Which State Uses The Most Road Salt?
With all the snow, ice, and rain we've been getting lately here in the Stateline, supplies of road salt are running extremely low, especially here in Rockford.
From My Stateline:
The Department of Public Works says that, with the snow and rain, lately, they are having a hard time finding salt themselves.
Street Division Superintendent Mitch Leatherby said, "Once January hit, we've been in back-to-back operations it seems, like, every other day. It's not only difficult for us to get salt, it's also been difficult for any other municipality in the surrounding area. So, all the salt suppliers, regionally, are doing the best they can to keep everybody afloat until we at least get a break for a couple of weeks, to get that reserve built up to where we want it to be."
Leatherby said his men are pulling twelve-hour shifts to treat the main roads, leaving the residential streets at the short end of the stick.
On top of that, once the temperature drops below 10 degrees, the salt ultimately becomes ineffective.
"With everything that happened last week, with the thickness of the ice, it's going to take multiple rounds to get them back to bare pavement," Leatherby said.
So, who's using up all the road salt?
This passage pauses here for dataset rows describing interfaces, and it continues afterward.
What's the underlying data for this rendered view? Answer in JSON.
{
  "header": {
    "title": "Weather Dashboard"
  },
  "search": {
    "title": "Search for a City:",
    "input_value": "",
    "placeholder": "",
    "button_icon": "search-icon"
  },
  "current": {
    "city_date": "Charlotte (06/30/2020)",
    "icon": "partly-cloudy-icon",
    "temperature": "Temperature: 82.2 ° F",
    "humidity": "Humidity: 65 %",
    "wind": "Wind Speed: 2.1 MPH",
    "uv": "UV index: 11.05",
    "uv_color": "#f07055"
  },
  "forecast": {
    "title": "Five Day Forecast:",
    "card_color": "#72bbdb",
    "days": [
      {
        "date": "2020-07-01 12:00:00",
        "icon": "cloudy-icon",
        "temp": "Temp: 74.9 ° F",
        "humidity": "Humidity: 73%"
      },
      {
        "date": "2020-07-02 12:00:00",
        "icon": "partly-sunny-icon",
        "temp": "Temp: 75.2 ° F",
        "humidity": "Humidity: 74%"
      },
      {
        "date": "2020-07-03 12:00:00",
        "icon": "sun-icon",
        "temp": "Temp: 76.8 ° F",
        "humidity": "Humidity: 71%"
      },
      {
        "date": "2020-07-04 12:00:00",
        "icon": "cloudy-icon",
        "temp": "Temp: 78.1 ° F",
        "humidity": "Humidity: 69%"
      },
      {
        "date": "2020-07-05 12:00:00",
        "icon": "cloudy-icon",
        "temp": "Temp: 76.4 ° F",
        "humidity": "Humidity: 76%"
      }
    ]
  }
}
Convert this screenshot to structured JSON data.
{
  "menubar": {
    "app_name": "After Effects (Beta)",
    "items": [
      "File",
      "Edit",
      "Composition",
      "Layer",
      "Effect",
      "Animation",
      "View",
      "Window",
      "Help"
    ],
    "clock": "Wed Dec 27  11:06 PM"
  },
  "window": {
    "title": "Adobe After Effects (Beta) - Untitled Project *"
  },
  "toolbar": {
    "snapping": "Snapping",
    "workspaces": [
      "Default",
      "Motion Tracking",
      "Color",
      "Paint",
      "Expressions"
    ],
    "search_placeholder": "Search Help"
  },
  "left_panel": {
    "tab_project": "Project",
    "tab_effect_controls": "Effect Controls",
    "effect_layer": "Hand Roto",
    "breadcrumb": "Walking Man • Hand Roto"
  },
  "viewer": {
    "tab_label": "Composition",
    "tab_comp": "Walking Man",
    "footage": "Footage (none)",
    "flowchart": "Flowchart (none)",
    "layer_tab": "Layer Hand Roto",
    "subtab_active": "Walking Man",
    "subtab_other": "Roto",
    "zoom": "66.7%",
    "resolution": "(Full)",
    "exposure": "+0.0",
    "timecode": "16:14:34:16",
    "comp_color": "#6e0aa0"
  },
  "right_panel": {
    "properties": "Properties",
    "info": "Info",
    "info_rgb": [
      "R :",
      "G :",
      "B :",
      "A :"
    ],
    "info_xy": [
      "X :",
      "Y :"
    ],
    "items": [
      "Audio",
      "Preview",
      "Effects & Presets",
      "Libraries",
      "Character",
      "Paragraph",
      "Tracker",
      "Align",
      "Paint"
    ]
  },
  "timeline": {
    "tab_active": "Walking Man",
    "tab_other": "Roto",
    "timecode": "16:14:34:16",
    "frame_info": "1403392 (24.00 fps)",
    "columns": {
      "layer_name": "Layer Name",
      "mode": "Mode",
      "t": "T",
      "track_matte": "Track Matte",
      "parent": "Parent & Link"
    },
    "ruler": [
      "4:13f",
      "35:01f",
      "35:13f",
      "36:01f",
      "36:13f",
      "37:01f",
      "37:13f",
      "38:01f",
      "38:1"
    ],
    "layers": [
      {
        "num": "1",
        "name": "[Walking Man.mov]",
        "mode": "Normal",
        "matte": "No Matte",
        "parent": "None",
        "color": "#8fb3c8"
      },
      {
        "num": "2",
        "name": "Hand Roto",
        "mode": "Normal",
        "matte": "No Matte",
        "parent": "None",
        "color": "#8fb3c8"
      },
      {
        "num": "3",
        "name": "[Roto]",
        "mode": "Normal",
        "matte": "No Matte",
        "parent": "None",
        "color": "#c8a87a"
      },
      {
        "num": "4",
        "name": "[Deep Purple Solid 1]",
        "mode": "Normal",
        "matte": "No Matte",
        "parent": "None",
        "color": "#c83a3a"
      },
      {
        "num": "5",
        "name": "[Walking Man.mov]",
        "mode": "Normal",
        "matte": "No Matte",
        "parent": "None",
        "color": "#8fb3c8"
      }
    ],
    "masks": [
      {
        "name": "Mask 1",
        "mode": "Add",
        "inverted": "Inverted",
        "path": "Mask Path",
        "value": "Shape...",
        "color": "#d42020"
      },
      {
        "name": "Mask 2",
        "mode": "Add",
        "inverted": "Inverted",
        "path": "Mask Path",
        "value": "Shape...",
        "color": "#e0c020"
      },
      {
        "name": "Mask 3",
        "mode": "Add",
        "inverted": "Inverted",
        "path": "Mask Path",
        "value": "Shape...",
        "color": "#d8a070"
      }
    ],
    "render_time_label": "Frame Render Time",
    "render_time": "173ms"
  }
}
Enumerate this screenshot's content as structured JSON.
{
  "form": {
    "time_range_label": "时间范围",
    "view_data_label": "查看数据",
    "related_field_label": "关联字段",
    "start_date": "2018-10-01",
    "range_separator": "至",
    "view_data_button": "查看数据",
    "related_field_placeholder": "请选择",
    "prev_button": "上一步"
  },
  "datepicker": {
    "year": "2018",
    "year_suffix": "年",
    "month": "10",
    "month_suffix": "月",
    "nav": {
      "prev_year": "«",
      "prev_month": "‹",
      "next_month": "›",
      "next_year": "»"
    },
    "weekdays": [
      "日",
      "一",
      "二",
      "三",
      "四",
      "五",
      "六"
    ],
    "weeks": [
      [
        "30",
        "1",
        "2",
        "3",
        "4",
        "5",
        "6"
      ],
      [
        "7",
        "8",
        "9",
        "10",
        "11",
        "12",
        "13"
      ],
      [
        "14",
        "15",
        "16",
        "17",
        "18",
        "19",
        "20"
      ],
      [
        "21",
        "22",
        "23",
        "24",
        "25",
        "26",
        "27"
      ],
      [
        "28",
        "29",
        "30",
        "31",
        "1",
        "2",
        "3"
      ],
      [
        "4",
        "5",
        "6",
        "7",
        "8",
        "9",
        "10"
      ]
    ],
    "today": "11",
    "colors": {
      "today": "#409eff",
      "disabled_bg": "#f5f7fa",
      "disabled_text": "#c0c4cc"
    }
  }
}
According to Wikipedia, it's all the states that make up what's called the "Salt Belt."
States in the salt belt include Connecticut, Delaware, Illinois, Indiana, Iowa, Kansas, Maine, Maryland, Massachusetts, Michigan, Minnesota, Missouri, Nebraska, New Hampshire, New Jersey, New York, North Dakota, Ohio, Pennsylvania, Rhode Island, Vermont, Virginia, West Virginia, Wisconsin, and Washington DC.
And, where does road salt come from?
Okay, if we run out of the stuff, there's always...uh...beet juice: